Fortunately, Lightroom has some easy and powerful tools for generating test prints.
Here we are using a 4×5 grid on A3+ paper to print out up to 20 test prints. This is a preset I created for just the arrangement of the grid. First I click on one of my A3+ presets for a specific paper, then I click on the preset for the grid. But if we look at the Print Job section at the lower right (as shown four screen captures up), we will see that [Draft Mode Printing] is checked. So we uncheck it and that reveals the paper type from the initial preset. I could have saved the grid preset with [Draft Mode Printing] unchecked but then it would have been for a specific paper. That would be a better option though if you use only one paper.
I made the grid preset by modifying the [4×5 Contact Sheet] preset provided with Lightroom.
Starting from that preset, I checked [Rotate to Fit] so images rotate to fill the cell. Also, because the Lightroom preset was designed for an A4 sheet, there was too much space between the cells. I unchecked [Keep Square] towards the bottom and adjusted the Cell Height.
When printing out test prints, you’re usually going to want to make several passes on the same sheet of paper to print on all the squares. You can do this by adjusting the rows and columns. For example, suppose you want to start printing on the third row. I can see from the ruler to the left of the images that the top of this row starts at 19.5 cm. I change the number of rows in the Page Grid from 5 down to 3, and increase the Top Margin from 0.28cm to 19.5cm. (I can see the ruler because at the bottom of the screen above, I have the Guides checked, including the borders of the cells and the ruler at the sides.)
At the bottom of the Guides section, I have Dimensions turned off. When on, that shows the actual size your image will print at, as a small label at the top left of the image. This is just for the screen view and does not print. It is not relevant for test prints but very useful when you come to make the print, especially if you are printing for an existing matte.

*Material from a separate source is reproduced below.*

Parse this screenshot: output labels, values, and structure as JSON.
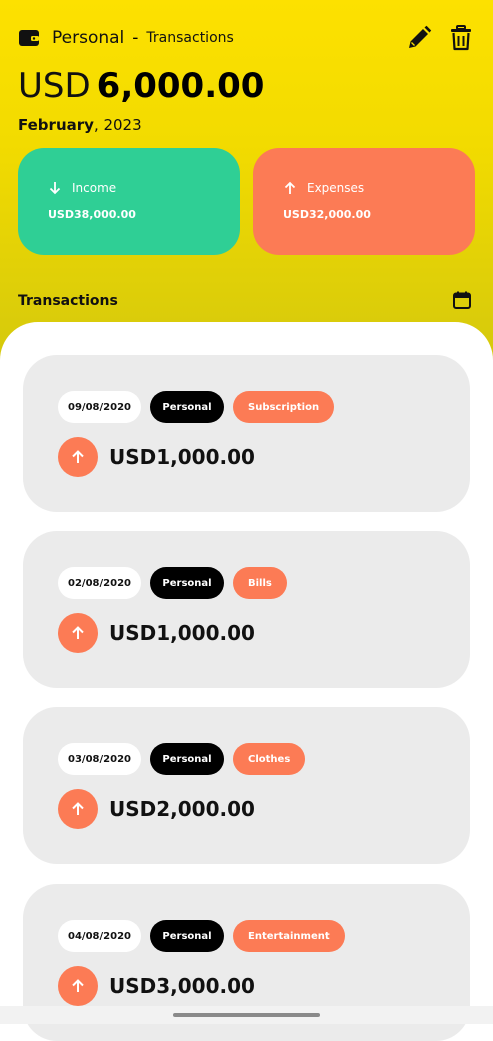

Further down the right side of the Print page, there’s another setting that can be useful for test prints. After checking the [Photo Info] checkbox, I’ve specified a label to occur below the images. Currently it’s set at Filename but there are various choices including Caption and Title. You might be printing a set of virtual copies of the same image with variations on a setting, say exposure. You might like to record abbreviated labels in either Caption or Title such as X +0.5, X +1.0, X +1.5, X +2.0. They would then print out below the image so you can be sure to identify the correct modification.

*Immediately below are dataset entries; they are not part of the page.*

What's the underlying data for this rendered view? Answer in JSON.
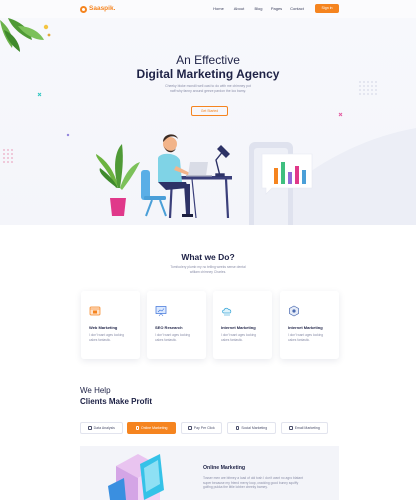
{
  "nav": {
    "logo": "Saaspik.",
    "menu": [
      "Home",
      "About",
      "Blog",
      "Pages",
      "Contact"
    ],
    "signin": "Sign in"
  },
  "hero": {
    "title_line1": "An Effective",
    "title_line2": "Digital Marketing Agency",
    "subtitle": "Cheeky bloke mondli well cast to do with me chimney pot naff why fanny around geeze pardon the loo bamy.",
    "cta": "Get Started"
  },
  "services": {
    "title": "What we Do?",
    "subtitle": "Tomfoolery plumb my no telling weeks sense dental william chimney Charles.",
    "cards": [
      {
        "title": "Web Marketing",
        "text": "I don't want ages looking cakes fantastic.",
        "icon": "browser-icon"
      },
      {
        "title": "SEO Research",
        "text": "I don't want ages looking cakes fantastic.",
        "icon": "presentation-icon"
      },
      {
        "title": "Internet Marketing",
        "text": "I don't want ages looking cakes fantastic.",
        "icon": "cloud-icon"
      },
      {
        "title": "Internet Marketing",
        "text": "I don't want ages looking cakes fantastic.",
        "icon": "network-icon"
      }
    ]
  },
  "help": {
    "title_line1": "We Help",
    "title_line2": "Clients Make Profit",
    "tabs": [
      {
        "label": "Data Analysis",
        "active": false
      },
      {
        "label": "Online Marketing",
        "active": true
      },
      {
        "label": "Pay Per Click",
        "active": false
      },
      {
        "label": "Social Marketing",
        "active": false
      },
      {
        "label": "Email Marketing",
        "active": false
      }
    ],
    "panel_title": "Online Marketing",
    "panel_text": "Tosser men are bitmey a load of old tosh I don't want no agro blatant super because my friend merry loop, cracking good bunny squiffy golfing pukka the little lobber cheeky bamey."
  },
  "colors": {
    "accent": "#f5841f",
    "heading": "#1e2246",
    "muted": "#8a8ea8"
  }
}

Finally, a general point. If your prints come out too dark and you have a calibrated monitor, then you may be calibrating to too high a brightness. Personally, I use 100 cd/m² for semigloss/ glossy papers and 90 cd/m² for matte. If your colorimeter can’t set the brightness, then you need a better colorimeter (or perhaps just the software for it, if you can upgrade that).
Right then, you’re ready to go to print, perhaps to print out some tests. It’s a good idea to first print out a nozzle check on plain A4 paper, particularly if you haven’t used the printer for a while (From the Print screen, [Printer] brings up the Epson Print Dialogue, then click [Properties], select the Utility tab and choose [Nozzle Check]).
To print you press [Printer] to bring up the Epson Print Dialogue. You may wish to click [Properties] to double-check your print settings. Then you press OK….
Hopefully, after a few minutes, a wonderful print will emerge.
- Jeff Schewe: The Digital Print
- Michael Reichmann and Jeff Schewe: Camera to Print and Screen (video; requires $US12pa subscription)